The punk scene in Münster is awesome. There are so many bands and people creating things, promoters and people who dig this kind of music. Most of the bands of our genre know each other; we´re all friends really. A lot of the bands also tour a lot and get themselves out there. I think I have hung out with Michel from Hal Johnson in sweaty DIY Venues all over Europe. I´d say there are few cities in Germany or in Europe in general (that I personally know of) that have such a personal, close and flourishing punk scene like Münster has.
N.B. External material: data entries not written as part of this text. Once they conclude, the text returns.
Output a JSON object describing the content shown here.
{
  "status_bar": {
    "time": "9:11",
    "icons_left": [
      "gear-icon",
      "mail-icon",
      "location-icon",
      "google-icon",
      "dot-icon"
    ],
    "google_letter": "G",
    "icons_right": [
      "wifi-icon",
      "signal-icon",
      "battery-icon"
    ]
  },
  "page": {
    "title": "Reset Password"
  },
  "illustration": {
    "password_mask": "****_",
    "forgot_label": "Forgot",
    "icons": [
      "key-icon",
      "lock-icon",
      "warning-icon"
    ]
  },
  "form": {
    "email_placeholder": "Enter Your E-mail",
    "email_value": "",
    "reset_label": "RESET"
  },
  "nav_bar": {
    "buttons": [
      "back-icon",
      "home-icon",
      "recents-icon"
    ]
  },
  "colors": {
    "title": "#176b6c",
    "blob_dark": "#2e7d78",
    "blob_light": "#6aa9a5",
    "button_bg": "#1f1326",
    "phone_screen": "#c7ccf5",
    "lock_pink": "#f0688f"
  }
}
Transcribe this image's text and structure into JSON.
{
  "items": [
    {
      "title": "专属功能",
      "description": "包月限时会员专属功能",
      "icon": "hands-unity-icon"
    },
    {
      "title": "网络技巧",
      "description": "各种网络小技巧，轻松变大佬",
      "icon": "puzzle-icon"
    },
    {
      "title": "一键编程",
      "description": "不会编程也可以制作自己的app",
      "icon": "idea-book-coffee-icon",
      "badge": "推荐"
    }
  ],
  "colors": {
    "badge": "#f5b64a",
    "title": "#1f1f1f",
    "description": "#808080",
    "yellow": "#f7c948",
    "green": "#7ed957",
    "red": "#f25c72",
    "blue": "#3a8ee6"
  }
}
We are really fortunate to be a part of it. Continue reading “Interview: Shoreline on German Punk, UK Tours and Their New EP”

EP Review: The Burnt Tapes – Alterations
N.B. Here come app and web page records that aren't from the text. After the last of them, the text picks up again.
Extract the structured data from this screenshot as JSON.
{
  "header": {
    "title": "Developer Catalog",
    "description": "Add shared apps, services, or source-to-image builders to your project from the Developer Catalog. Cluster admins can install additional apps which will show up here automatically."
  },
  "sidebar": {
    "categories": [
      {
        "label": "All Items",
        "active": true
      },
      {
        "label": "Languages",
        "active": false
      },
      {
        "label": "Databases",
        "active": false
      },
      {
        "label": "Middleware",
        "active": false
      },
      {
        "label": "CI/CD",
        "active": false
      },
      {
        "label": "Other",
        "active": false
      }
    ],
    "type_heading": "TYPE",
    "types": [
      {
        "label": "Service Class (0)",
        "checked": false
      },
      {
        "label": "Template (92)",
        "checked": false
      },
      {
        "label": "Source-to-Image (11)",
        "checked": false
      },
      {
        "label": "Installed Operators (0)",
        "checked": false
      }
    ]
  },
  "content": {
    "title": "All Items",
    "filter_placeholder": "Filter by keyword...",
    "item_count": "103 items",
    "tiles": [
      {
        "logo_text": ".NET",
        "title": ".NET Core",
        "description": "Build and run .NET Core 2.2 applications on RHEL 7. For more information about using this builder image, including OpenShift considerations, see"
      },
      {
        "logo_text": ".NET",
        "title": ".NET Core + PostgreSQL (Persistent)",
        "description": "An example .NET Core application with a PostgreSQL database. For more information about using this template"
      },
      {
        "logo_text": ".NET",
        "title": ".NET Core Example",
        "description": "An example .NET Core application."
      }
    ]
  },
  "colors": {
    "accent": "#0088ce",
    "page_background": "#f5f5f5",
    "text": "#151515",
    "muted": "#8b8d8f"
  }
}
The new EP from London’s favourite ‘regret punks’ is a moody, melodic masterstroke. FFO: Iron Chic, Leagues Apart and Red City Radio.

Review by Mark Bartlett.

When I first saw The Burnt Tapes on a poster (a year or so ago) I’d already decided that they were awesome before ever hearing a note of music, such is the power of an excellent band name. But a band needs to be more than just a really really cool name. On Alterations the London-via-Athens band deliver six tracks that stand toe to toe with their peers and cement their position at the top of the pile of London’s best punk bands. Tone Apostolopoulos (vocals & bass), Phil Georgoulopoulos (lead vocals & guitar), Panos Tessaromatis (vocals & guitar) and Jordan Hall (Drums), have delivered one of 2017’s standout melodic punk releases.

Burnt Tapes 1.jpg

Short opener Alterations sets the tone and pace nicely. Sonically, it all begins in a fairly sunny fashion, with triumphant progressions and some flowery harmonies that are effectively betrayed by vocals that take the granite chewing grit of Hot Water Music’s Chuck Ragan, viewed through a modern Iron Chic-esque lens. “‘Cause at twenty-eight, what the fuck can you change?”

Lead track Oh Marie was the first song I was exposed to. I immediately got vibes that took me back to circa 2001 post-hardcore/emo classic bands. Musically, the chord changes are a bit Good Mourning-era Alkaline Trio. The opening progression is menacing and bubble-wrapped in glass half-empty pessimism. Lyrically, we’re in a dark place here: “I’ve looked better, you’ve looked worse. Crawling on the ground for your last cigarette.”

It’s followed by one of the two strongest tracks on the record. The excellently punny Wayne Regretzky opens with a huge, sparkly pop riff that leads into the most dynamically interesting verse-to-chorus changes on the EP. Lyrically, it’s poignant and personally affecting with the refrain, “All good things pass, real fast,” delivering the record’s best lyrical moment. Continue reading “EP Review: The Burnt Tapes – Alterations”